About this task: For every line in the records below that contains the word "icon", add one to a count, and report only that count.

(Dataset items)
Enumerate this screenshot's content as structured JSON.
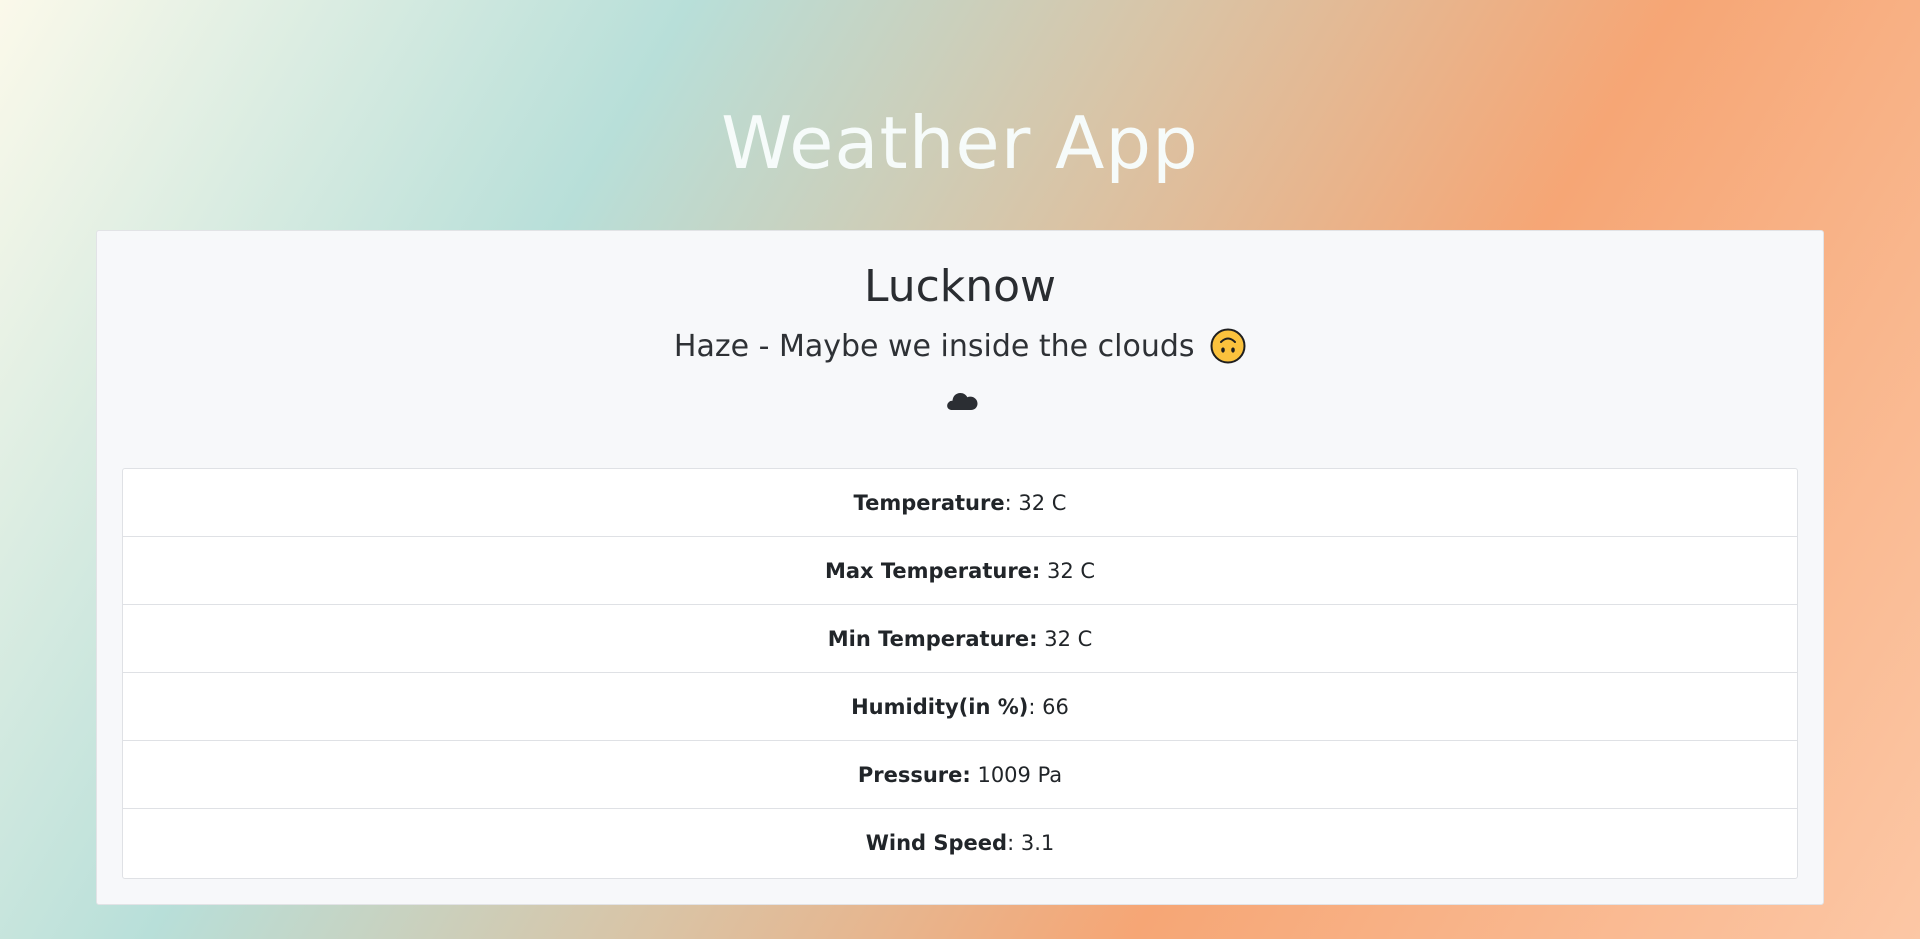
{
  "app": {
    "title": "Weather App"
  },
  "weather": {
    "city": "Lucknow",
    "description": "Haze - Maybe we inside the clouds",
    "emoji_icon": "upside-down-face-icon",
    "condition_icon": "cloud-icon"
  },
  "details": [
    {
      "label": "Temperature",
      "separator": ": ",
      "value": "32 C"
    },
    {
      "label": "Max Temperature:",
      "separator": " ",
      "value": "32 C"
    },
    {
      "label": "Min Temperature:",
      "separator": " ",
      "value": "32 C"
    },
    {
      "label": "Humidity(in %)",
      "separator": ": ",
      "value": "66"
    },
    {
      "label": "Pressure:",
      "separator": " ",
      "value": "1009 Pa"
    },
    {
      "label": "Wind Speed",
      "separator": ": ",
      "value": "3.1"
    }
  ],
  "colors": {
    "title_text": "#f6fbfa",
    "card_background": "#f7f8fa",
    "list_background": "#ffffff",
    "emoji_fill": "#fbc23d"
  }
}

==

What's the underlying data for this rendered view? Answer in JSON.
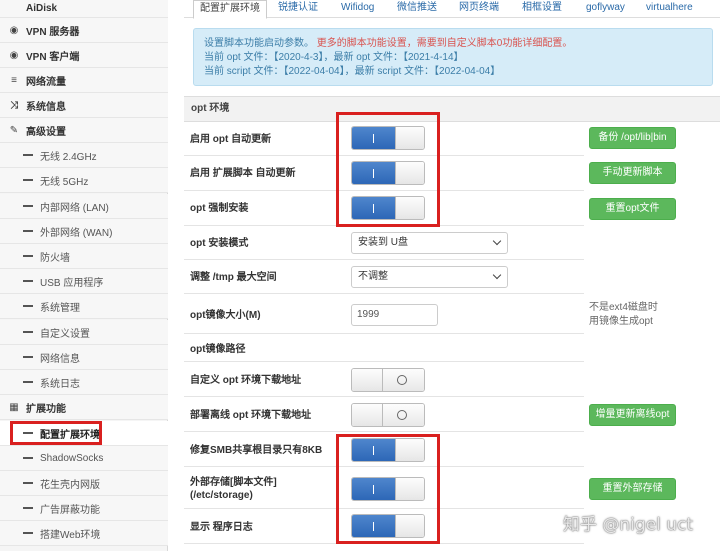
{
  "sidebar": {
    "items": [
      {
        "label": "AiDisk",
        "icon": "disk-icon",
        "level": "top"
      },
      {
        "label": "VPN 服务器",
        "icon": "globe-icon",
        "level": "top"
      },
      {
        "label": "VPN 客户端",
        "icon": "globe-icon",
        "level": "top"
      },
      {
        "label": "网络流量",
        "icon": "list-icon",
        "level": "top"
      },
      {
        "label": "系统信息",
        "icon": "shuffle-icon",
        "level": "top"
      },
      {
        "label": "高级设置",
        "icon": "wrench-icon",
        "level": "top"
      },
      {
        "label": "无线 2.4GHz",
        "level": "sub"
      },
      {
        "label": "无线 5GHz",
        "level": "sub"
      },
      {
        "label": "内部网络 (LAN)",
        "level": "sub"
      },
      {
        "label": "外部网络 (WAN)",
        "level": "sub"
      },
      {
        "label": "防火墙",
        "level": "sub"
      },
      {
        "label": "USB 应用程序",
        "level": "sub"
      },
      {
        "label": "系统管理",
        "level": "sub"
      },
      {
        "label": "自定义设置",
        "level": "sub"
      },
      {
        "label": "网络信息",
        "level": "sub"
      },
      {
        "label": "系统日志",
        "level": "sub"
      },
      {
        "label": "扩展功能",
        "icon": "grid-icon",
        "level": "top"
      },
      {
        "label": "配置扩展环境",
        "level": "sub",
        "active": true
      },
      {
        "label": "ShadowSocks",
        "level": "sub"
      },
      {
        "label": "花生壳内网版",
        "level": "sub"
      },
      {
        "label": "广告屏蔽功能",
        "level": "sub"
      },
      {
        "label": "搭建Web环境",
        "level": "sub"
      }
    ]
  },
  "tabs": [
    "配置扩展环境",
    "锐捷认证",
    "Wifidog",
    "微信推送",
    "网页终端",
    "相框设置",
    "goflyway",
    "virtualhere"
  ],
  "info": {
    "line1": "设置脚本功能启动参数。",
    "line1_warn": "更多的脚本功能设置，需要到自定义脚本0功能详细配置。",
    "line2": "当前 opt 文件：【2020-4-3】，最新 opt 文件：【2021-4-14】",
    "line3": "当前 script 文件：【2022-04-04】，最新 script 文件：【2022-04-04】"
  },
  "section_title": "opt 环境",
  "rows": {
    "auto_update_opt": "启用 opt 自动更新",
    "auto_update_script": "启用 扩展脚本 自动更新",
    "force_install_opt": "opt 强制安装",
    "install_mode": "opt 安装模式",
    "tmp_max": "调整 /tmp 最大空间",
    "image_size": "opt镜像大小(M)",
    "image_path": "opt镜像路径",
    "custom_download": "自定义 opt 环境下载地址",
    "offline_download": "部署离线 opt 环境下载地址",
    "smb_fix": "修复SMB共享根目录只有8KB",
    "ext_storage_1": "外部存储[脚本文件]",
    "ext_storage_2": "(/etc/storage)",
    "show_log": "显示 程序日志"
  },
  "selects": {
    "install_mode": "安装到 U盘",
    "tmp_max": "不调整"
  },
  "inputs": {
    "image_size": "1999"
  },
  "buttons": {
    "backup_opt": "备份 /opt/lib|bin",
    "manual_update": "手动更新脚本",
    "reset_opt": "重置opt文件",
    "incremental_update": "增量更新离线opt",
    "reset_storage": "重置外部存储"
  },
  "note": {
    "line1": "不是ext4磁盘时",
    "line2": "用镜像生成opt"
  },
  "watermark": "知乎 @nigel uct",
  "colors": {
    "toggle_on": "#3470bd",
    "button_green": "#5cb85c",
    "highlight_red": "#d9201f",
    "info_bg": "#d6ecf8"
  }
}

Answer to this problem: 9